RECORDS SHOWN ->
────────
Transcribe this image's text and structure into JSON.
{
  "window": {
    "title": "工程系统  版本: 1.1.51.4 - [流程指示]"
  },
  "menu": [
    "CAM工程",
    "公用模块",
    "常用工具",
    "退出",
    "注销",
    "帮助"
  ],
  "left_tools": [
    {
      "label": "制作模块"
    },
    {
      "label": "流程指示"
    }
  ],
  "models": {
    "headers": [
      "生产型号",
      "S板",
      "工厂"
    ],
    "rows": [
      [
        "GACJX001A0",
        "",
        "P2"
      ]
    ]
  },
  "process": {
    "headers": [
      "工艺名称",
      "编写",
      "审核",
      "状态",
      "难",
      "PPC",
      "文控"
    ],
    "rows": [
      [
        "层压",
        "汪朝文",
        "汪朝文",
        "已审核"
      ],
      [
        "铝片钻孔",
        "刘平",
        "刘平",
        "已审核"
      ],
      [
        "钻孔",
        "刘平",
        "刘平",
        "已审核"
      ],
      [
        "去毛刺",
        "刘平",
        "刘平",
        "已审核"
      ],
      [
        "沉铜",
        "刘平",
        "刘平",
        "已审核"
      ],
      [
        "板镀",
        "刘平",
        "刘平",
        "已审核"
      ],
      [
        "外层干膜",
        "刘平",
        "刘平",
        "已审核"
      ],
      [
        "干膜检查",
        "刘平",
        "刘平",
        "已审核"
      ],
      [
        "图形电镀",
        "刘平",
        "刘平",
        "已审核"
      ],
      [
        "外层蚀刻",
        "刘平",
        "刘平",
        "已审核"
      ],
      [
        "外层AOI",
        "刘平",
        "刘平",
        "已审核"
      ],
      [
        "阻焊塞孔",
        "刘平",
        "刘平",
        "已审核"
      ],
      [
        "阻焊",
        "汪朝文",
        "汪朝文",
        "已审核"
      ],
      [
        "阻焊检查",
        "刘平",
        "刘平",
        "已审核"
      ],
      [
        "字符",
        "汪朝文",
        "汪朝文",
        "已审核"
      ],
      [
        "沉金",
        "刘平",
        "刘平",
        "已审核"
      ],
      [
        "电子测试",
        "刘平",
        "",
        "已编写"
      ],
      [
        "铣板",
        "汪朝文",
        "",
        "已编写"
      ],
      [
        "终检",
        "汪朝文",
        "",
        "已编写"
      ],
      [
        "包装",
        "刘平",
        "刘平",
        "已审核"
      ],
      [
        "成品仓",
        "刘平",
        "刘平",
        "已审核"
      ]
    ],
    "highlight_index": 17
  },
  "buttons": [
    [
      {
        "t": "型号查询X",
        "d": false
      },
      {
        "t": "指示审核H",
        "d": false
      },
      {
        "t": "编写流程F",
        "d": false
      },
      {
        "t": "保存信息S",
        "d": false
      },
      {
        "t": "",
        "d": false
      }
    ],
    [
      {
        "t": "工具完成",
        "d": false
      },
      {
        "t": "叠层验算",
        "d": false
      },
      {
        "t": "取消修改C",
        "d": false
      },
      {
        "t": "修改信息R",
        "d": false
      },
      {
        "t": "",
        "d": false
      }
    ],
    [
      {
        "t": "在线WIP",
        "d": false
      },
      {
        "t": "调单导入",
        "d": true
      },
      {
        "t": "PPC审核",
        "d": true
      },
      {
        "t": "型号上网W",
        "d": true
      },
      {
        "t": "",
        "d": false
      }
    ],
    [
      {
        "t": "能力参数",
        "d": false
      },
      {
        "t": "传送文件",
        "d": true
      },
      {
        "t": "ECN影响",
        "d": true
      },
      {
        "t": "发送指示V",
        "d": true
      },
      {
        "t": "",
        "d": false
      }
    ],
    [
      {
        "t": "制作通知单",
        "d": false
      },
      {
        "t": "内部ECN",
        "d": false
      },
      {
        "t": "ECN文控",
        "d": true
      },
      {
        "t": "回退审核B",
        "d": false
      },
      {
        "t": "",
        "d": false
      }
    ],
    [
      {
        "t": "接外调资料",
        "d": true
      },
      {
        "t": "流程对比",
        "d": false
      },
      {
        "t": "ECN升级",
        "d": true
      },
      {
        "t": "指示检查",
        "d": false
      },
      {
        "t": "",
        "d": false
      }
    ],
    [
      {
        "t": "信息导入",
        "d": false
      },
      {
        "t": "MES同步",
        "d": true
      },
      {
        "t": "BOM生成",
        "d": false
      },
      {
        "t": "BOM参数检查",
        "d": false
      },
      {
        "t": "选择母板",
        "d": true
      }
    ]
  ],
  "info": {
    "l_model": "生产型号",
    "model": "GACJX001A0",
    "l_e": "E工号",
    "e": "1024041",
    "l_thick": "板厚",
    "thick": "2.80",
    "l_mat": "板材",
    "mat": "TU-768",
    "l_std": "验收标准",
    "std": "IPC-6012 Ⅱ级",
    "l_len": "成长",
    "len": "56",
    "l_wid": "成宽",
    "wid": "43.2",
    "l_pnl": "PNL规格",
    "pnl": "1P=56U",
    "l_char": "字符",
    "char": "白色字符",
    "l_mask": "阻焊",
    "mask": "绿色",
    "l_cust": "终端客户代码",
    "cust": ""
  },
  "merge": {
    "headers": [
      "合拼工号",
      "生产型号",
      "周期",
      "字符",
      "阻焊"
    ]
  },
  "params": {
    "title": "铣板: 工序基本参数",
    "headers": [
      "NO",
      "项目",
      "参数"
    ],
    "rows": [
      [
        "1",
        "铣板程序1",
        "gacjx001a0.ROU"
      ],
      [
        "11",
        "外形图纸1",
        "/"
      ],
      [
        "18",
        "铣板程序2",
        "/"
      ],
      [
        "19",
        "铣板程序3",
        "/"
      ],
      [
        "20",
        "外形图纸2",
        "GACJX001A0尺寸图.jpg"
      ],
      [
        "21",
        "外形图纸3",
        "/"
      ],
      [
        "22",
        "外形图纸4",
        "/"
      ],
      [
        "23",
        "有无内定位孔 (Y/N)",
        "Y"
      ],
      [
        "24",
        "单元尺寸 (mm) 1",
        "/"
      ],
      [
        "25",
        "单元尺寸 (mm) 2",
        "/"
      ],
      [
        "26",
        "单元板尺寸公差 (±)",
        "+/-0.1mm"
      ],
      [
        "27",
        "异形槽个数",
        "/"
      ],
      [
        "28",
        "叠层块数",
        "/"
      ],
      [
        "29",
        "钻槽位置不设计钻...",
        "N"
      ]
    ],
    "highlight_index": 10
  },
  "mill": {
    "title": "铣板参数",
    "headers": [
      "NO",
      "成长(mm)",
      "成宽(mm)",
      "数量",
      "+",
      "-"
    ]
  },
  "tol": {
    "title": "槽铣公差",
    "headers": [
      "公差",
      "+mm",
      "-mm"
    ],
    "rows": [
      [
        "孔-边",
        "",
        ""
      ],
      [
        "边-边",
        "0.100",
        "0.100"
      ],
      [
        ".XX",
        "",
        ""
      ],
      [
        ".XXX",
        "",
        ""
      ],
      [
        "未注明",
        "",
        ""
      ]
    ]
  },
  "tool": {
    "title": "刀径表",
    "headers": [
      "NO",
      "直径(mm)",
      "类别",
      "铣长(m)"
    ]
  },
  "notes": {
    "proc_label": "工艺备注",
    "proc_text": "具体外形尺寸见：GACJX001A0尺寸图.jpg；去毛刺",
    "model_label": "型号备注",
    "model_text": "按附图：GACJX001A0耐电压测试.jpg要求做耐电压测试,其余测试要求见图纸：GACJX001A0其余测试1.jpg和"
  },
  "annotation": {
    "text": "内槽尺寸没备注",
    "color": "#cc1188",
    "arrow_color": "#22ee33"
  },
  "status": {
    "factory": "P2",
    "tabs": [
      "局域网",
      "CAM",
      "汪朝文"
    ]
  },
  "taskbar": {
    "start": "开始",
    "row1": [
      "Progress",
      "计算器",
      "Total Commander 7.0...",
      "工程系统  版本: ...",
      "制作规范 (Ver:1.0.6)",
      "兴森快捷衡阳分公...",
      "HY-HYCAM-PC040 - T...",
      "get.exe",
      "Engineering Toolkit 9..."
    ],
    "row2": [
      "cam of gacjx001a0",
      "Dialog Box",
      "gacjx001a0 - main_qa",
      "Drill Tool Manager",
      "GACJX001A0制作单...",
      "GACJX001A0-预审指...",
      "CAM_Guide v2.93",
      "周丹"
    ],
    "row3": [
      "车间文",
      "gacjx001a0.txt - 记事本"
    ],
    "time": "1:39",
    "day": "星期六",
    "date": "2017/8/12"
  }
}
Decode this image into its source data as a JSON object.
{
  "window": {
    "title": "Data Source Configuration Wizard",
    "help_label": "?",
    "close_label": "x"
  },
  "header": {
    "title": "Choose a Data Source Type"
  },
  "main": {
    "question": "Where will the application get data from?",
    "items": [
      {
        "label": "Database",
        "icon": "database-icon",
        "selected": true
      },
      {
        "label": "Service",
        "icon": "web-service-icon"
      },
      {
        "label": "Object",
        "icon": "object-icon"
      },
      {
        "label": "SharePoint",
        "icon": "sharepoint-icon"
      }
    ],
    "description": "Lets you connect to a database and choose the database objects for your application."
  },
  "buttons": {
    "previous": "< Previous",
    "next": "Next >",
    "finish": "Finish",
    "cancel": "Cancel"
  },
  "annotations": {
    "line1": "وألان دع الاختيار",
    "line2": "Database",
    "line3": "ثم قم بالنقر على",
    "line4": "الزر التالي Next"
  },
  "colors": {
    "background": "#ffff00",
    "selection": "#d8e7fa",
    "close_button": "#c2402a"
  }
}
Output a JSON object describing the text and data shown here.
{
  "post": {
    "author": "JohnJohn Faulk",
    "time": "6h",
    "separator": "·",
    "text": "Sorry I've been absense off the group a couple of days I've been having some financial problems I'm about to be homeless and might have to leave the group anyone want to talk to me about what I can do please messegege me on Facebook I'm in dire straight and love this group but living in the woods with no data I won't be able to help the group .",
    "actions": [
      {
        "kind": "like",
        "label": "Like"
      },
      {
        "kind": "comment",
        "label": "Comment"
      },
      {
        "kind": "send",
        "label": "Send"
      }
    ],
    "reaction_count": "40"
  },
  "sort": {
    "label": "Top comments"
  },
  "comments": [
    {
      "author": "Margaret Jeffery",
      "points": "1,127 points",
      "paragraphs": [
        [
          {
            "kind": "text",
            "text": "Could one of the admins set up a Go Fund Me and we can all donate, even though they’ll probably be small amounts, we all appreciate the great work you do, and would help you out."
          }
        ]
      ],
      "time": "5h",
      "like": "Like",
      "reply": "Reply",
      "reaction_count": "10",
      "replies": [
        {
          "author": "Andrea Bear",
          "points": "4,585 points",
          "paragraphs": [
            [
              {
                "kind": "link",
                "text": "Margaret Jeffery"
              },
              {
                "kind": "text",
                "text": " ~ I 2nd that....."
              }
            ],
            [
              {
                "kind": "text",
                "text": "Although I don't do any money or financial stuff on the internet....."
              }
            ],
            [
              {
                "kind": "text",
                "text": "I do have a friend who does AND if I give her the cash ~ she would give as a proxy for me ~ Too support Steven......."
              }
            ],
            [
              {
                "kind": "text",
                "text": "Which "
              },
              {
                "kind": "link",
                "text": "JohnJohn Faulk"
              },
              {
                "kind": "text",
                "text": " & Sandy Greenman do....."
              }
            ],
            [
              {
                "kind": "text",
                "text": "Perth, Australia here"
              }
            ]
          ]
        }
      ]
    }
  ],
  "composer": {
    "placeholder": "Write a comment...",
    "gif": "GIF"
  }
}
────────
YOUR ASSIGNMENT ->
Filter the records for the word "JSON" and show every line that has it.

SOLUTION FOR THIS TASK ->
Transcribe this image's text and structure into JSON.
Decode this image into its source data as a JSON object.
Output a JSON object describing the text and data shown here.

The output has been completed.